"It's fine," he answered. "To me, it's the work that speaks. It's a little bit of a bummer sometimes for somebody to say, 'Jaffe, great job on the game.' I say, 'Hey, the team made the game.' I work on writing the game and all that stuff, but they're the ones who make it. They're the ones who bleed for this, they're the ones whose passion pushes them into the wee hours of the morning, into the brink of divorce--into the neglect of their children, for God's sake."

Once again, as he had already done several times, Barlog brought the topic of conversation back to the team. Speaking more on the development process, he was sure to note that Sony management gives developers a high degree of freedom to speak their minds--which explains a lot about Jaffe's habits ("He says 'fuck' a lot," pointed out Barlog). Might this mentality imply a broader type of freedom extending to overall development decisions? Since the PlayStation era, Sony's first party lineup has been noticeably improving, with the company's studios seeming to truly come into their own during the PlayStation 2 years. In late 2005, first party dev houses were reorganized as SCE Worldwide Studios in order to better orchestrate development. I asked Barlog to speak on his experiences working as an internal Sony developer.

"I've worked for so many companies where producers and executives are coming in and telling you how to make this game and how to design it, or how to animate something," he recalled. "Those people are boardroom people. That's cool, it's what they do, but I don't go to the boardroom and tell them how to write a deal, and I don't think they should be running in and telling developers how to make a game on a play by play basis.

"These guys don't mess around with that. They say, 'We're going to support you 100% on how to make this game.' They unequivocally back that. That's why God of War is what it is. It was a massive risk--a massive risk--but they believed in what Jaffe was pushing. It was an IP that was unproven, in a genre that doesn't necessarily always sell that great. We were spending a lot of money, but it could have been a colossal flop. Then with the second one, it's really big, and they're putting a guy in charge who has never done this before. They're all about risk. They love walking on the edge, but it pays off. Even under the fire we're taking right now--it's so fashionable to hate Sony."

Speaking of that fire, is it indicative of strategic errors or is it just an issue of perception? Barlog pointed to the well received announcements of PlayStation 3 Home and Media Molecule's LittleBigPlanet (PS3) during last week's Game Developers Conference as evidence that the wind is already changing.

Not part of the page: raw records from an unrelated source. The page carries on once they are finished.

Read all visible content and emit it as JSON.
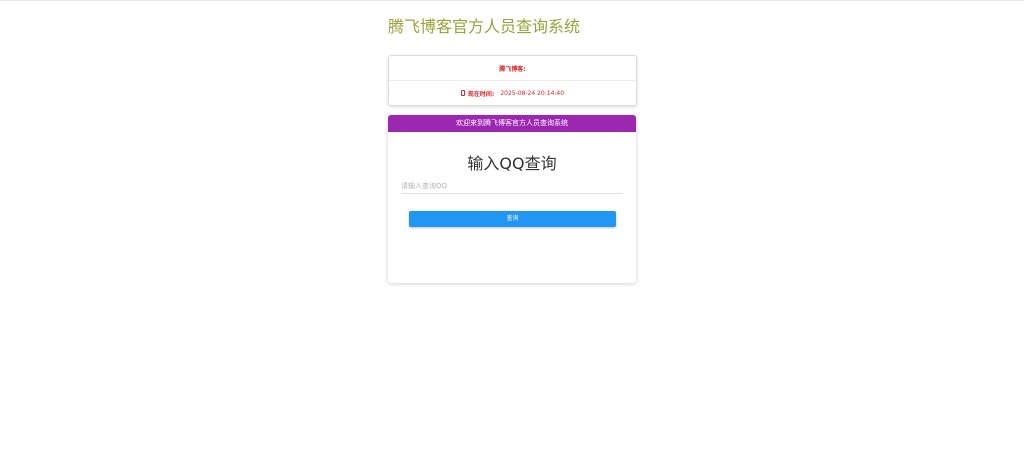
{
  "page": {
    "title": "腾飞博客官方人员查询系统"
  },
  "info": {
    "blog_label": "腾飞博客:",
    "time_label": "现在时间:",
    "time_value": "2025-08-24 20:14:40",
    "icon": "clock-icon",
    "color": "#d9262c"
  },
  "query_card": {
    "header": "欢迎来到腾飞博客官方人员查询系统",
    "header_color": "#9c27b0",
    "title": "输入QQ查询",
    "input_placeholder": "请输入查询QQ",
    "input_value": "",
    "button_label": "查询",
    "button_color": "#2196f3"
  }
}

"It's just the beginning. It's the console war. Everybody needs a bad guy," he sighed. "[Sony is] forward thinking. They're thinking about their hardware as being long lasting, not just fashionable for the first six months. It's powerful, so it's difficult. Look at the PS2, the PS1. We're gamers. The people who work at this company are gamers. We know what we're doing. It'll pass."

Going back to those unsung developers toiling away on underappreciated games such as, say, Barbie Horse Adventures, Barlog has some advice: keep at it. "Little do they know, it's become a cult classic, so they should have been excited to work on it," he said. "If I ever meet anybody who's on that team, I am going to be so stoked. Oh my God. They are going to sign my chest. Then I would never shower forever, so maybe I'll just do a t-shirt. Or a tattoo. Oh my God. That would be so awesome. That would be the best old school cred you could ever have, to have the lead designer of Barbie Horse Adventures tattooed on your arm."